When I visit the MFA Boston I usually end my time there by walking through the Ancient Asian galleries.
I find a lot of practices in Asian art calming, and saving this area of the museum for last is a bit meditative before heading back out into bustling Boston.
Of course, I find many of the individual pieces absolutely stunning as well — with details that never cease to amaze me at their intricacy.
Part of my interest may also stem from one of the last art history classes I took, an Ancient Asian art course that was taught by a professor who had not only lived in various parts of Asia for a fair bit of her life, but who also worked on important excavations that taught us much of what we now know about their culture and traditions.
It seems like everything was steeped in tradition for ancient civilizations, and to be fair, these rituals and patterns probably enabled the Asian cultures to become so educated and powerful.
On a recent trip, I walked down a gallery filled with seemingly more "every day" objects, and I fell in love with this lovely vase.
Believe me, I would have taken it home with me if that had been an option!
Vase with peach tree branches dates back to the Qianlong period of the Qing dynasty of 1736-96.

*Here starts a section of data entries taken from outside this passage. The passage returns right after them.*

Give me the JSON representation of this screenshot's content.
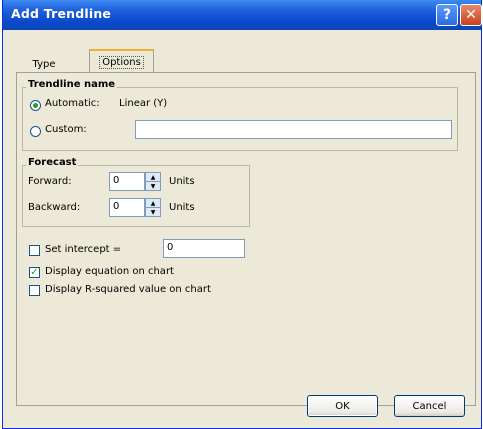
{
  "window": {
    "title": "Add Trendline"
  },
  "titlebar": {
    "help_glyph": "?",
    "close_glyph": "✕"
  },
  "tabs": [
    {
      "label": "Type"
    },
    {
      "label": "Options"
    }
  ],
  "trendline_name": {
    "group_label": "Trendline name",
    "automatic_label": "Automatic:",
    "automatic_value": "Linear (Y)",
    "custom_label": "Custom:",
    "custom_value": ""
  },
  "forecast": {
    "group_label": "Forecast",
    "forward_label": "Forward:",
    "forward_value": "0",
    "backward_label": "Backward:",
    "backward_value": "0",
    "units_label": "Units"
  },
  "options": {
    "set_intercept_label": "Set intercept =",
    "set_intercept_value": "0",
    "display_equation_label": "Display equation on chart",
    "display_rsquared_label": "Display R-squared value on chart"
  },
  "buttons": {
    "ok": "OK",
    "cancel": "Cancel"
  }
}
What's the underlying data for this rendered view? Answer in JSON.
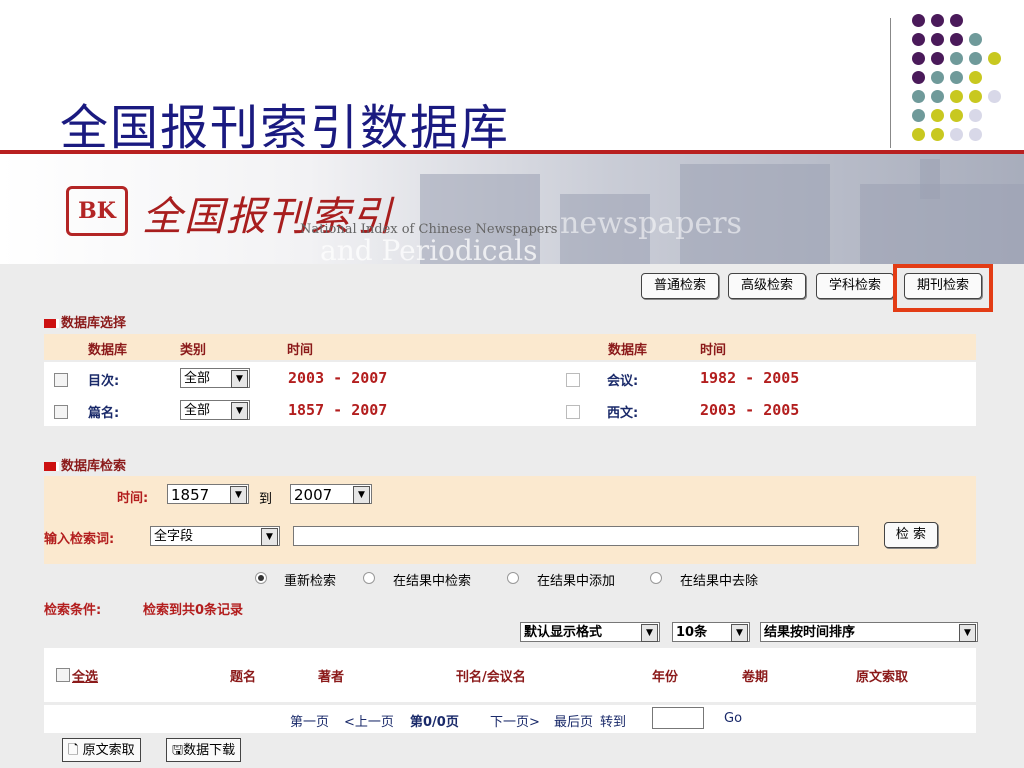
{
  "slide": {
    "title": "全国报刊索引数据库"
  },
  "banner": {
    "logo_text": "全国报刊索引",
    "logo_mark": "BK",
    "english_1": "National Index of Chinese Newspapers",
    "english_2": "and Periodicals",
    "english_3": "newspapers"
  },
  "tabs": [
    "普通检索",
    "高级检索",
    "学科检索",
    "期刊检索"
  ],
  "db_select": {
    "section_title": "数据库选择",
    "headers": [
      "数据库",
      "类别",
      "时间",
      "数据库",
      "时间"
    ],
    "rows": [
      {
        "name": "目次:",
        "category": "全部",
        "time": "2003 - 2007",
        "name2": "会议:",
        "time2": "1982 - 2005"
      },
      {
        "name": "篇名:",
        "category": "全部",
        "time": "1857 - 2007",
        "name2": "西文:",
        "time2": "2003 - 2005"
      }
    ]
  },
  "db_search": {
    "section_title": "数据库检索",
    "time_label": "时间:",
    "from": "1857",
    "to_label": "到",
    "to": "2007",
    "keyword_label": "输入检索词:",
    "field": "全字段",
    "search_button": "检 索",
    "options": [
      "重新检索",
      "在结果中检索",
      "在结果中添加",
      "在结果中去除"
    ]
  },
  "result": {
    "condition_label": "检索条件:",
    "count_text": "检索到共0条记录",
    "format": "默认显示格式",
    "per_page": "10条",
    "sort": "结果按时间排序",
    "columns": [
      "全选",
      "题名",
      "著者",
      "刊名/会议名",
      "年份",
      "卷期",
      "原文索取"
    ],
    "pager": {
      "first": "第一页",
      "prev": "<上一页",
      "page": "第0/0页",
      "next": "下一页>",
      "last": "最后页",
      "goto": "转到",
      "go": "Go"
    },
    "bottom_buttons": [
      "原文索取",
      "数据下载"
    ]
  },
  "colors": {
    "highlight": "#e33c15",
    "accent_red": "#b31e1e",
    "title_blue": "#1a1a80",
    "dot_purple": "#4a1a5a",
    "dot_teal": "#6f9a9a",
    "dot_yellow": "#c8c820",
    "dot_lavender": "#d8d8e8"
  }
}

So, this vase isn't exactly 'ancient,' but bear with me.
For millennia practically all objects that are decorated are done so with meaningful motifs — it's important to note that in Asian culture numbers and objects are extremely auspicious.
Decorated with nine peaches, this vase could have been a birthday gift as the peaches signify immortality.

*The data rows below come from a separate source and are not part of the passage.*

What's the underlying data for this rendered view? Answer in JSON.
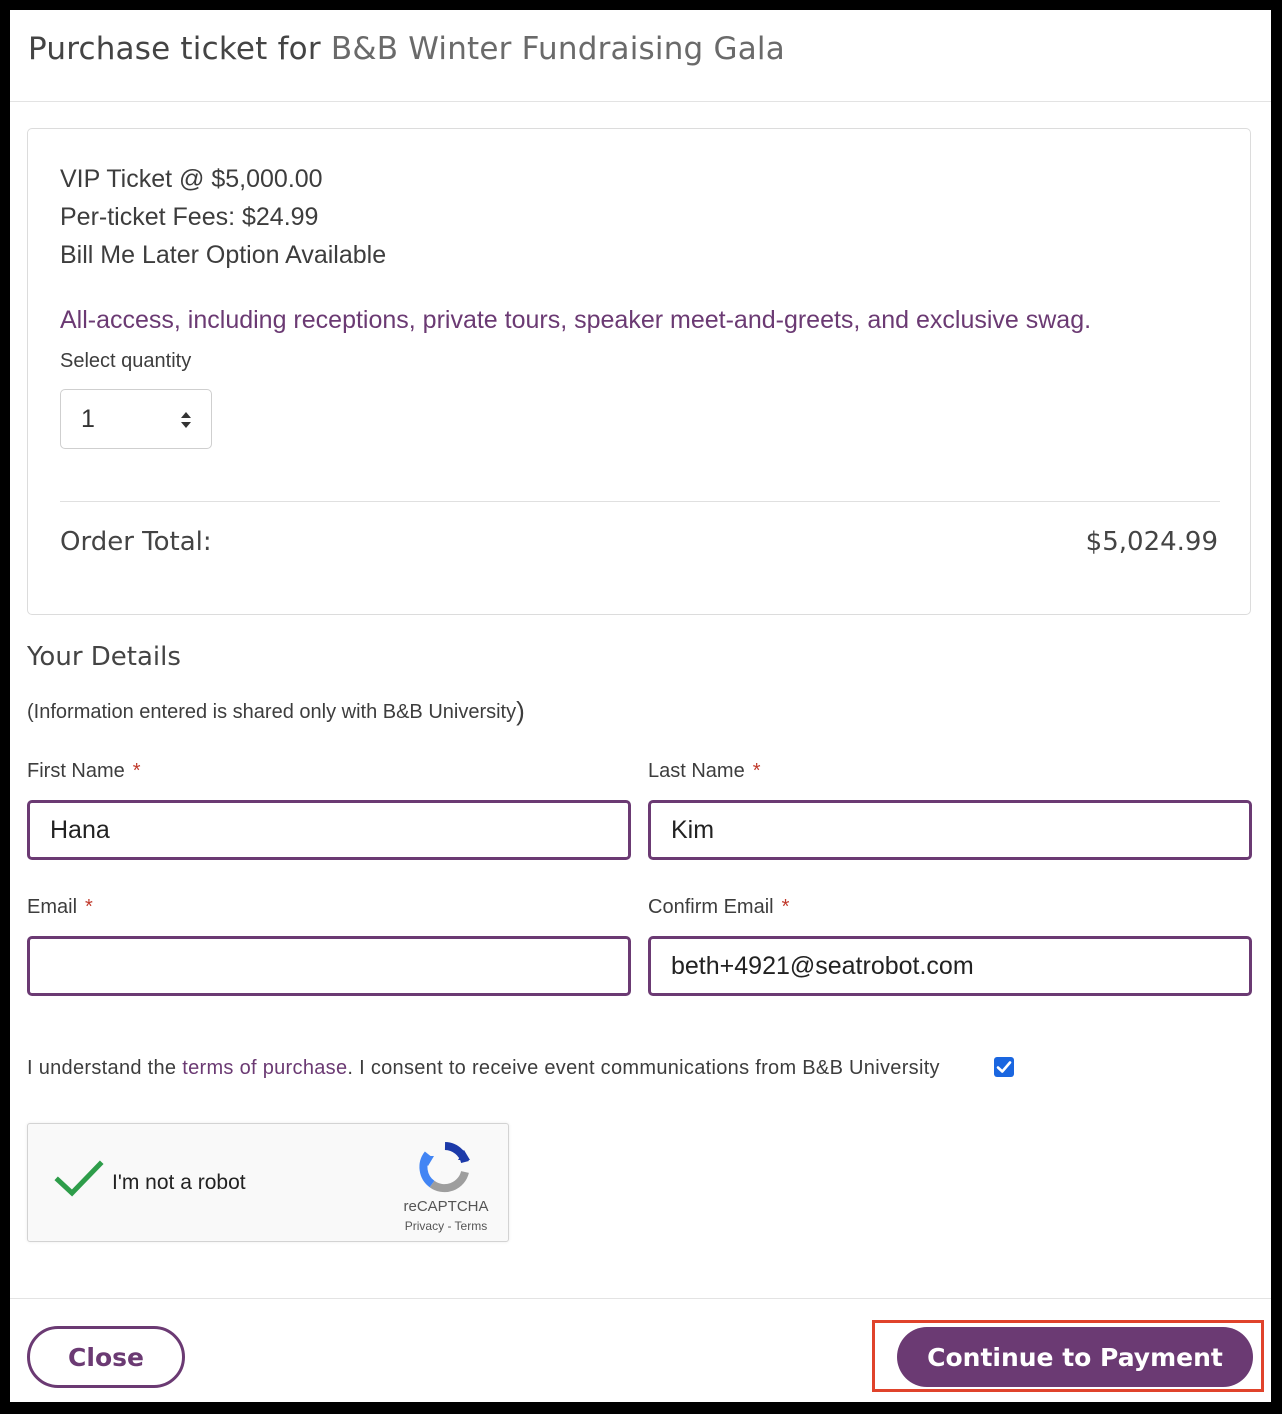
{
  "header": {
    "title_prefix": "Purchase ticket for ",
    "event_name": "B&B Winter Fundraising Gala"
  },
  "ticket": {
    "line1": "VIP Ticket @ $5,000.00",
    "line2": "Per-ticket Fees: $24.99",
    "line3": "Bill Me Later Option Available",
    "description": "All-access, including receptions, private tours, speaker meet-and-greets, and exclusive swag.",
    "quantity_label": "Select quantity",
    "quantity_value": "1",
    "total_label": "Order Total:",
    "total_value": "$5,024.99"
  },
  "details": {
    "title": "Your Details",
    "note_open": "(",
    "note": "Information entered is shared only with B&B University",
    "note_close": ")",
    "required_mark": "*",
    "first_name_label": "First Name",
    "first_name_value": "Hana",
    "last_name_label": "Last Name",
    "last_name_value": "Kim",
    "email_label": "Email",
    "email_value": "",
    "confirm_email_label": "Confirm Email",
    "confirm_email_value": "beth+4921@seatrobot.com"
  },
  "consent": {
    "prefix": "I understand the ",
    "link": "terms of purchase",
    "suffix": ". I consent to receive event communications from B&B University",
    "checked": true
  },
  "captcha": {
    "label": "I'm not a robot",
    "brand": "reCAPTCHA",
    "links": "Privacy - Terms",
    "checked": true
  },
  "footer": {
    "close_label": "Close",
    "continue_label": "Continue to Payment"
  },
  "colors": {
    "accent": "#6b3a73",
    "required": "#c0392b",
    "highlight": "#e0432b",
    "checkbox": "#1a66e0"
  }
}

We can guess that this would have been intended for a male, as odd numbers are associated with the yang, or male.
Furthermore, the number nine also points to the heavens and the emperor, so perhaps this was a gift given within the royal court.
Ancient Asian vessels likewise had important meanings, both from their shape and intended use and the design motifs.
While we don't have a clear understanding of where this vase was found, the location of an object is an extremely critical piece of information for understanding how the vessel was used.
In fact, we know so much about these objects because of their original location — some excavation sites have uncovered vessel shards from ceremonial smashing of vessels to warn off famine, infertility, and other maladies.
Thus, looking at a fairly contemporary vase, we can understand that the shape and designs of this peach vase are much more than just the artist's whim.
In fact, what's even more interesting about this particular vase is the time period it came from — China was no longer an uncharted territory and western techniques were increasingly used.
Pink enamel made by the Dutch had recently been introduced to the area and is used here, and the broad-shouldered nature of the vase was a new shape in use as well, the "Heavenly Globe" shape — emphasizing the immortality significance even more.